The wildfire still burning north of Yosemite National Park — you know, the one that has charred 237,341 acres and was at one point one of the largest fires in recent California history — was started by a hunter's illegal fire.
The U.S. Forest Service said in a statement that its investigators had concluded that the Rim Fire "began when a hunter allowed an illegal fire to escape."
Authorities, said the Forest Service, have made no arrest and they are not releasing the name of the hunter.
As The Denver Post notes, "Protecting homes from wildfires is increasingly costly . Nearly 1 million acres of forest in Colorado contain residential and commercial development. That area is expected to top 2 million acres by 2030." Under a proposal, current and future homes in the wildland-urban interface may face mitigation standards and higher insurance costs.
Once again, this summer, the Western United States saw plenty of forest fires. Many of them, like California’s Rim Fire, continue to burn. When the flames are extinguished, the dollar signs emerge. States handle fire suppression costs differently. In Colorado, it depends on what kind of land is burning and how big the blaze is.
"The fundamental problem is we're living in Colorado because we love nature," Andrew Dunham of Colorado College tells the Denver Post. "And nature burns."
That love of nature contributes to a growing Wildland-Urban Interface (WUI), expected to reach 2.2 million acres by 2030. Now policies of fire suppression, drought, local controls and natural problems like pine beetles are contributing to increased fire dangers - and prompting a search for solutions.

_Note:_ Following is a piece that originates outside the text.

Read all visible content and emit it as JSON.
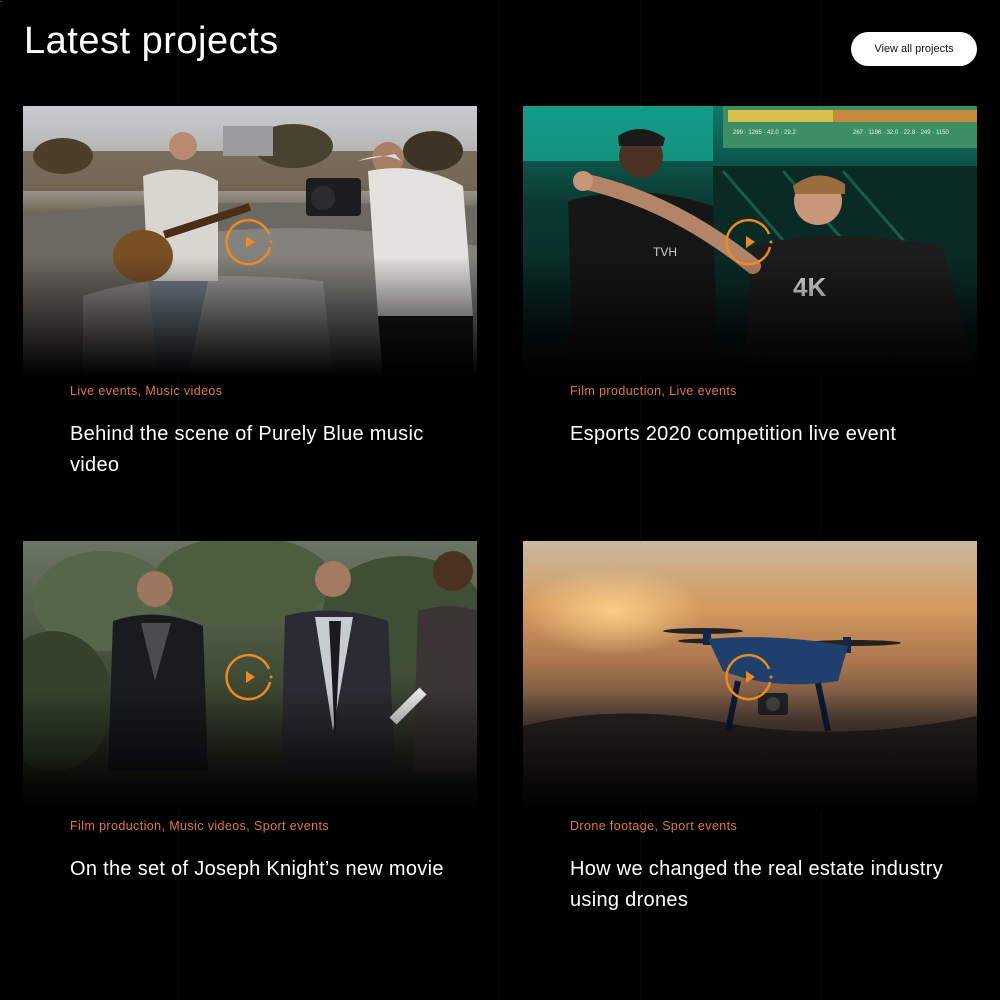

A governor's task force and a legislative committee have been exploring possible solutions to problems that continue to grow as more and more people move into Colorado's "red zones," the high fire-risk areas that more than one-fourth of the state's population calls home.